> Dataset excerpts:
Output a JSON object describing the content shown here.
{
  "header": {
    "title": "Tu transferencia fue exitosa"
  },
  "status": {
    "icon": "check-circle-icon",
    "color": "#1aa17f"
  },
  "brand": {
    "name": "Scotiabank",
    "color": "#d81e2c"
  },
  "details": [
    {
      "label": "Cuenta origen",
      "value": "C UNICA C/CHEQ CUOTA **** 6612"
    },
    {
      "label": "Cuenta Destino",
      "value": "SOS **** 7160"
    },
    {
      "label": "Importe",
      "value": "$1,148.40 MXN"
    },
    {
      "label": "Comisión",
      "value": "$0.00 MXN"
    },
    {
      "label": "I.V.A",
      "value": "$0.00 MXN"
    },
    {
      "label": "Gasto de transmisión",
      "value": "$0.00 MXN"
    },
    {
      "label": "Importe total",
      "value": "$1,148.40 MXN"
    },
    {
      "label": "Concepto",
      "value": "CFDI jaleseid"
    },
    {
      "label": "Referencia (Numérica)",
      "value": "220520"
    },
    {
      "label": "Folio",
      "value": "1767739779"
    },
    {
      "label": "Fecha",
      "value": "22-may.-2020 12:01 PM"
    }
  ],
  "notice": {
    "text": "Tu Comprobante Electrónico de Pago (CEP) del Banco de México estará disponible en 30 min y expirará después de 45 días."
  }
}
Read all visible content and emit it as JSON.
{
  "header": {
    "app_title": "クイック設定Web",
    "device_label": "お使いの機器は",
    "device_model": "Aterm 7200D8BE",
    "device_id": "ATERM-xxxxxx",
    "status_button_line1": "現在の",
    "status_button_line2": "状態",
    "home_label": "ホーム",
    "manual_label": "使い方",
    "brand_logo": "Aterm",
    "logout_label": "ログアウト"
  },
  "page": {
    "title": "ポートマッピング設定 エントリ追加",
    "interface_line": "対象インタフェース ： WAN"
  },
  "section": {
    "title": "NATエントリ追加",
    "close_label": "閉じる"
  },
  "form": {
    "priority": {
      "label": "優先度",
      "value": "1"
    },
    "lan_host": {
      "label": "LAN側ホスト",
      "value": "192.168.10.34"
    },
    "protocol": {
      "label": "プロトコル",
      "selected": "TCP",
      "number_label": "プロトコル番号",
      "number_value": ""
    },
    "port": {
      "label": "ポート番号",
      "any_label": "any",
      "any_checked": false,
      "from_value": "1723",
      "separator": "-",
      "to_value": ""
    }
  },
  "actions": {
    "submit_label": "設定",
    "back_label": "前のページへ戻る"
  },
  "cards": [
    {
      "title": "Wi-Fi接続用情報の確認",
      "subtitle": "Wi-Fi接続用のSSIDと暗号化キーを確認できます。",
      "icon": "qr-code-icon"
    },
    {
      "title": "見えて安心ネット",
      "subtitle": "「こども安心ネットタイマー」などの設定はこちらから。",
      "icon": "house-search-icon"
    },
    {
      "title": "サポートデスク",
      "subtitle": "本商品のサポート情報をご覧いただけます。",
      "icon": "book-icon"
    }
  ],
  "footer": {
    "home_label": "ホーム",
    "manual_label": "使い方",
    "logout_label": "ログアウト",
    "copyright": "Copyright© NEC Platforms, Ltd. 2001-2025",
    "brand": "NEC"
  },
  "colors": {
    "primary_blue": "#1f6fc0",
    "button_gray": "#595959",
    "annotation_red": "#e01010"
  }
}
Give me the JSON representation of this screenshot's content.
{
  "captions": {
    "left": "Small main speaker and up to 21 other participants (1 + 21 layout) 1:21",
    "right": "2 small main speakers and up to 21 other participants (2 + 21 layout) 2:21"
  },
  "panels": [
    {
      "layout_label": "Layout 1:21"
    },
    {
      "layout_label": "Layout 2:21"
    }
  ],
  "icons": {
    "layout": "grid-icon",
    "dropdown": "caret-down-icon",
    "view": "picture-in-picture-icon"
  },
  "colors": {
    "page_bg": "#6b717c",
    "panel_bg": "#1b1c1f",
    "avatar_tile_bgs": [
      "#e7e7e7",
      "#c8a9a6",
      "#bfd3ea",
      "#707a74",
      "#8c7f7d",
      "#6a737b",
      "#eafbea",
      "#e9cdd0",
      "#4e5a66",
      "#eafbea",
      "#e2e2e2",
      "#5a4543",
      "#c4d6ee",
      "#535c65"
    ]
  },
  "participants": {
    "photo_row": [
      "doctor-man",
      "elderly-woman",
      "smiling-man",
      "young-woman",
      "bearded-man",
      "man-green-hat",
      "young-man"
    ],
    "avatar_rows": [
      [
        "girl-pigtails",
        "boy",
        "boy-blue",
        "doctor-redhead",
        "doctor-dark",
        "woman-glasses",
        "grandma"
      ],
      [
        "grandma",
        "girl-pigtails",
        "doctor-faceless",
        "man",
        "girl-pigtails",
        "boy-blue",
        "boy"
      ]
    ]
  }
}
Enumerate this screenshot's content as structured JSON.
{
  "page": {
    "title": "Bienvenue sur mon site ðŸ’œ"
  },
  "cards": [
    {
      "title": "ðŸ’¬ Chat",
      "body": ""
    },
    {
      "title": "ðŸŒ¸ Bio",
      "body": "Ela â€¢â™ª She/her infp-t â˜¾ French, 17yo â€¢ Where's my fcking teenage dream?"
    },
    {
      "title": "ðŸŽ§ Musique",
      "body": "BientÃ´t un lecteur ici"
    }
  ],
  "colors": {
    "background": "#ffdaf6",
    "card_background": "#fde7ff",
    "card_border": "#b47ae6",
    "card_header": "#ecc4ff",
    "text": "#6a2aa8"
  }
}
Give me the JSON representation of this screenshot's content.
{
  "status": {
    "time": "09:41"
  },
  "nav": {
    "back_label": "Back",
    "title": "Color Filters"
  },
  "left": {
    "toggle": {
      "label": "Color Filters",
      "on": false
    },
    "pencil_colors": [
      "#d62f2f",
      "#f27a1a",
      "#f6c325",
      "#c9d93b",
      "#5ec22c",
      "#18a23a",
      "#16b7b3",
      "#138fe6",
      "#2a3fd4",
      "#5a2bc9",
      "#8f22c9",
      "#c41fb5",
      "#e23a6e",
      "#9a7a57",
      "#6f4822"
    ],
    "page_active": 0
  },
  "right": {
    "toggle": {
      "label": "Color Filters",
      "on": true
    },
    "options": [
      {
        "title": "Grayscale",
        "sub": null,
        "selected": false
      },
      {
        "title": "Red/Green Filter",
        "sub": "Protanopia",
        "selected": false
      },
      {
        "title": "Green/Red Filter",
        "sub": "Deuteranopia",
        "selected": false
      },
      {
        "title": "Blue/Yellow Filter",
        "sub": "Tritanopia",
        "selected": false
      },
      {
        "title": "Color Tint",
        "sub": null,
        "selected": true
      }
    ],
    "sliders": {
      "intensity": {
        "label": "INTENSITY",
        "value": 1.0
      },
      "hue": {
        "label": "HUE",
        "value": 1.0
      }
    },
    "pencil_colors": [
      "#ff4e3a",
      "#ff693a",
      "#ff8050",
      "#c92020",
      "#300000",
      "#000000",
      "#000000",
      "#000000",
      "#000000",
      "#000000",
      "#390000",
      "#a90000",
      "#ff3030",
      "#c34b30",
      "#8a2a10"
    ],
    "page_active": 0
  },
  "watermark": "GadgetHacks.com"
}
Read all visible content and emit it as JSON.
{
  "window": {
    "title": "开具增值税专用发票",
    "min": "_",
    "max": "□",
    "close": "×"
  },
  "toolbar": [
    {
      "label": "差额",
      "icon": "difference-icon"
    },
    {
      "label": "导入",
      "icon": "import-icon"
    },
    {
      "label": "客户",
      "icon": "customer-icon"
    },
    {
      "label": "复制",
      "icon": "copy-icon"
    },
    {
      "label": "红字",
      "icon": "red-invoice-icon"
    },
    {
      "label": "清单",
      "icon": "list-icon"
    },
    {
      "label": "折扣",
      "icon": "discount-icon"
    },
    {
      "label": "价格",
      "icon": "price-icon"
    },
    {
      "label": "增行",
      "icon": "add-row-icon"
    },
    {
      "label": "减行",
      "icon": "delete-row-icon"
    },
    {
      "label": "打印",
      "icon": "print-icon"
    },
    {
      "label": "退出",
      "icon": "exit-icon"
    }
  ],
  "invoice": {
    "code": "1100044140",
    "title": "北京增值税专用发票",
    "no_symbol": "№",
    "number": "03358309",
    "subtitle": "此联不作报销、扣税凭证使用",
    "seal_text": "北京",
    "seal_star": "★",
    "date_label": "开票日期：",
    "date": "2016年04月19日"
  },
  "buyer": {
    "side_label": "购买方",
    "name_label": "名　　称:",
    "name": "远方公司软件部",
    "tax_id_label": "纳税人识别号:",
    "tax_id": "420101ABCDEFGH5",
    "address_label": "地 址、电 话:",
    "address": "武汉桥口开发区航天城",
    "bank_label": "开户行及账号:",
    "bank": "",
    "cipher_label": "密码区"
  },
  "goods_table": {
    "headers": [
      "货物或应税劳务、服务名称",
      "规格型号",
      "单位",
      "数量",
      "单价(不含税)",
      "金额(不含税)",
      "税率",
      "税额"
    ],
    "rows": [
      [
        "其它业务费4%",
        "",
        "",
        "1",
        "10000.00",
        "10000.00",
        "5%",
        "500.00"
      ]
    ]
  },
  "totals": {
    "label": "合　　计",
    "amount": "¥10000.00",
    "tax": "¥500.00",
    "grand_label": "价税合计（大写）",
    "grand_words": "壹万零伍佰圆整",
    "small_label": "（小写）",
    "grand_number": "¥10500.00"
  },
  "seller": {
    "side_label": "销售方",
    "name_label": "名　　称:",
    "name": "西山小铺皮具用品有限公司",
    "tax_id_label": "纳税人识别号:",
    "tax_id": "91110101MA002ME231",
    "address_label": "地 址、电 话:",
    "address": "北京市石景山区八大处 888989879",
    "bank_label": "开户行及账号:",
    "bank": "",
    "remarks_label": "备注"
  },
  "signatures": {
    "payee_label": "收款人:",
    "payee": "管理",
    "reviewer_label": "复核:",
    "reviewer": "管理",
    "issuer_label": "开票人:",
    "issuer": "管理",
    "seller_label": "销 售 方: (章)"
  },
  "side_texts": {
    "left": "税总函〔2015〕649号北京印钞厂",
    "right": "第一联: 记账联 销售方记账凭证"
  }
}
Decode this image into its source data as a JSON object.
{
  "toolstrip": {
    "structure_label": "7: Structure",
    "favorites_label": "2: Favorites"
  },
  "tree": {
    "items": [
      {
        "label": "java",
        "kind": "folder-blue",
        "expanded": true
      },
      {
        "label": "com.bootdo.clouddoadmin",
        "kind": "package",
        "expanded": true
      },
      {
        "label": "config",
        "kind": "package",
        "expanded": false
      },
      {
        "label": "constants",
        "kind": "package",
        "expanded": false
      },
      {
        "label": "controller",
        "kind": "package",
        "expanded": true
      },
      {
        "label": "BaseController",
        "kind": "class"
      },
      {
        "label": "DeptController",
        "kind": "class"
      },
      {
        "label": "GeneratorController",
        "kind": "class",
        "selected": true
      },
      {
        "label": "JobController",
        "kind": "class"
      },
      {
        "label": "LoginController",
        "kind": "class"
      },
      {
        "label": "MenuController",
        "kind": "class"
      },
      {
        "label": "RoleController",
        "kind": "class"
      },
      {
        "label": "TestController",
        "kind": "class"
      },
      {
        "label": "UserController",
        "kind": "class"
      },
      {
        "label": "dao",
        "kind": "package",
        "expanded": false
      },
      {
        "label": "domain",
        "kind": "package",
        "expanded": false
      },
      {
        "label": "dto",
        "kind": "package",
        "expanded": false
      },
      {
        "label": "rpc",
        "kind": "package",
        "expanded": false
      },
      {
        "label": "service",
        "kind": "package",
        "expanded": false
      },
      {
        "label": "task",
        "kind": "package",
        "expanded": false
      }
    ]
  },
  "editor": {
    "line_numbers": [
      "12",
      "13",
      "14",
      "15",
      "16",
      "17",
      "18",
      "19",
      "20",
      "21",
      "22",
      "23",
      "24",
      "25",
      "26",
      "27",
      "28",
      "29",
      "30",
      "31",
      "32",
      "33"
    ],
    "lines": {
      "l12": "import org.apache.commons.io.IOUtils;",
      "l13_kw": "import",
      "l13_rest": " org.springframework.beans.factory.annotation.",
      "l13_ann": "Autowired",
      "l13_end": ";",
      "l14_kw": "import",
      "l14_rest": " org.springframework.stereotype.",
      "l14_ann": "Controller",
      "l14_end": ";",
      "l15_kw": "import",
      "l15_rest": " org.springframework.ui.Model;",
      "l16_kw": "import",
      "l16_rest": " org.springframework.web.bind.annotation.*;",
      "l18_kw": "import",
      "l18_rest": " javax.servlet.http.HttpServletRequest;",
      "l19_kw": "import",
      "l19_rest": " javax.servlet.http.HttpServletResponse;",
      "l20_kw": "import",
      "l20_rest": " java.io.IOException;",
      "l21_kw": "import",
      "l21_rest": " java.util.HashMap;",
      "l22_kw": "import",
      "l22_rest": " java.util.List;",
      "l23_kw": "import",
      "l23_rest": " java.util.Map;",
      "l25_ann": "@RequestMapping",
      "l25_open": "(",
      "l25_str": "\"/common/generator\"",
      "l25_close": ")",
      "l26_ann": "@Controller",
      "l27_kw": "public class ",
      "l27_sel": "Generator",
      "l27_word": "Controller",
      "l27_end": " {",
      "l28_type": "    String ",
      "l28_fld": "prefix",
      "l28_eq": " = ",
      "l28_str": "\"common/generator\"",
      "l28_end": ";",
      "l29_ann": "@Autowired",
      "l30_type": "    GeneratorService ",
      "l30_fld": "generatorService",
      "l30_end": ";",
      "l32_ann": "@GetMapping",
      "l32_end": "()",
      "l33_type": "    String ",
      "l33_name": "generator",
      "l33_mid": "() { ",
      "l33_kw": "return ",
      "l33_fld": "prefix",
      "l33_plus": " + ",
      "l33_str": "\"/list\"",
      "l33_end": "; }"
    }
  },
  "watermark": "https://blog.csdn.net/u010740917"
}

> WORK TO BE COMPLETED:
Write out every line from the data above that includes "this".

> TASK SOLUTION:
Give me the JSON representation of this screenshot's content.
Enumerate this screenshot's content as structured JSON.
Give me the JSON representation of this screenshot's content.
Decode this image into its source data as a JSON object.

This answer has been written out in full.